|International Classification||A61F2/958, A61B17/00, A61B17/22|
|Cooperative Classification||A61M25/10182, A61M25/10188, A61M25/1018, A61M25/104|
|2 Aug 1985||AS||Assignment|
Owner name: BAYLOR CLLEGE OF MEDICINE, TEXAS MEDICAL CENTER, 1
Free format text: ASSIGNMENT OF ASSIGNORS INTEREST.;ASSIGNOR:HARTLEY, CRAIG J.;REEL/FRAME:004447/0049
Effective date: 19850730
Owner name: BAYLOR COLLEGE OF MEDICINE, TEXAS MEDICAL CENTER,
Free format text: ASSIGNMENT OF ASSIGNORS INTEREST.;ASSIGNOR:RAIZNER, ALBERT E.;REEL/FRAME:004447/0047
Effective date: 19850730
Owner name: BAYLOR COLLEGE OF MEDICINE, TEXAS MEDICAL CENTER,
Free format text: ASSIGNMENT OF ASSIGNORS INTEREST.;ASSIGNOR:DEMER, LINDA L.;REEL/FRAME:004447/0045
Effective date: 19850730
Owner name: BAYLOR COLLEGE OF MEDICINE, TEXAS MEDICAL CENTER,
Free format text: ASSIGNMENT OF ASSIGNORS INTEREST.;ASSIGNOR:JAIN, AVANINDRA;REEL/FRAME:004447/0051
Effective date: 19850730
|23 Jun 1987||CC||Certificate of correction|
|27 Aug 1990||FPAY||Fee payment|
Year of fee payment: 4
|14 Sep 1992||AS||Assignment|
Owner name: DEMER, LINDA L., CALIFORNIA
Free format text: ASSIGNMENT OF ASSIGNORS INTEREST.;ASSIGNOR:BAYLOR COLLEGE OF MEDICINE;REEL/FRAME:006253/0800

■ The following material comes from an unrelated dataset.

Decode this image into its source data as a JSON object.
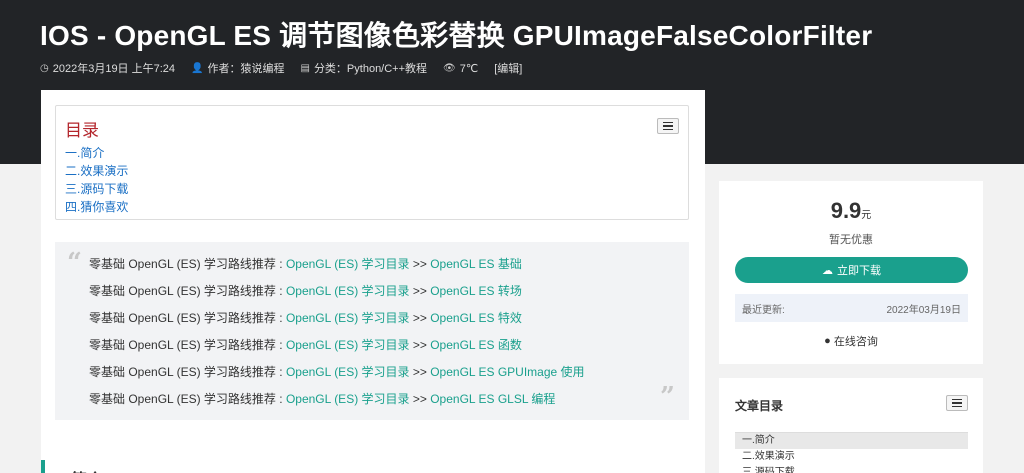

Effective date: 19920825
|1 Sep 1994||FPAY||Fee payment|
Year of fee payment: 8
|23 Sep 1998||FPAY||Fee payment|
Year of fee payment: 12